ROS: What satisfies you most in your work?
RF: It’s a phenomenological practice.
ROS: Which fellow photographers’ work do you admire? Seen any good exhibitions in recent years? And what other art forms do you enjoy?
RF: I’ve mentioned Saul Leiter already. I enjoy his later colour work, but am moved to tears by his early B&W. Bill Brandt was a poet – some of his landscapes are simply mind blowing. Also the vitality of a stream of Americans: Robert Frank, Walker Evans, William Eggleston. I admire Turner and Van Gogh.
Most recently I saw Don McCullin at Tate Britain. Amazing! Actually quite overwhelming in the variety and energy. What a man. Exhausting to look at. What an unerring eye! I admire him, but know I cannot emulate him.
ROS: After frantically getting your Norfolk series ready for what was an impressive exhibition titled ‘Borderlands’, what project are you working on at the moment?
RF: I’ve been asked to submit a portfolio to the BIPP for examination as a possible Fellow. I might shoot something special for the BIPP but not sure yet. I’d like to visit Japan – they seem to have a special aesthetic.

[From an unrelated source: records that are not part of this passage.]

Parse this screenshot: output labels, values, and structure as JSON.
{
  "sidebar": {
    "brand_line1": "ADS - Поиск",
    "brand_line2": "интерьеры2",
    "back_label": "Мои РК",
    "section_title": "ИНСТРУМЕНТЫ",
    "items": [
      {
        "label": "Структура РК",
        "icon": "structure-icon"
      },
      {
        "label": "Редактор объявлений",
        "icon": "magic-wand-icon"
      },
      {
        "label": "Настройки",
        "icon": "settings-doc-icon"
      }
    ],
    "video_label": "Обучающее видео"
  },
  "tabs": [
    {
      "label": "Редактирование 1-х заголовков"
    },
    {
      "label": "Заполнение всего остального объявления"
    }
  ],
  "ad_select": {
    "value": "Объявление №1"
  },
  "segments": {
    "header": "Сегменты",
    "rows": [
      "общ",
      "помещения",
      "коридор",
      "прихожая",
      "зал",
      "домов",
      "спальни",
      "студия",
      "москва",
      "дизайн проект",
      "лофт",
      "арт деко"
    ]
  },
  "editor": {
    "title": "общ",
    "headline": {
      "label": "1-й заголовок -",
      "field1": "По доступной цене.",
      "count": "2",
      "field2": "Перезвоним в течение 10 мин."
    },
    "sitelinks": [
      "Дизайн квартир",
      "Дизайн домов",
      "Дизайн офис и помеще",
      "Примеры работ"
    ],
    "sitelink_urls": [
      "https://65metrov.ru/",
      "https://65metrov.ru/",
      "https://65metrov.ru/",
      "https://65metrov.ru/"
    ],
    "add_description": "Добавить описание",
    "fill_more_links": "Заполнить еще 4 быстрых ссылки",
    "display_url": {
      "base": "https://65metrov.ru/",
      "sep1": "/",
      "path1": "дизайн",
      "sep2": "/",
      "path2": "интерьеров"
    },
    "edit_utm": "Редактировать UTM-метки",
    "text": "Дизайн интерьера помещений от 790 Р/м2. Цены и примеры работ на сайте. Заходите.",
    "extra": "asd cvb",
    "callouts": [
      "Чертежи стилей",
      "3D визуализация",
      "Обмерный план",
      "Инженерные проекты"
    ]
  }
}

ROS: And what would you like to do in the future?
RF: Save the world! Show us what we are missing everyday!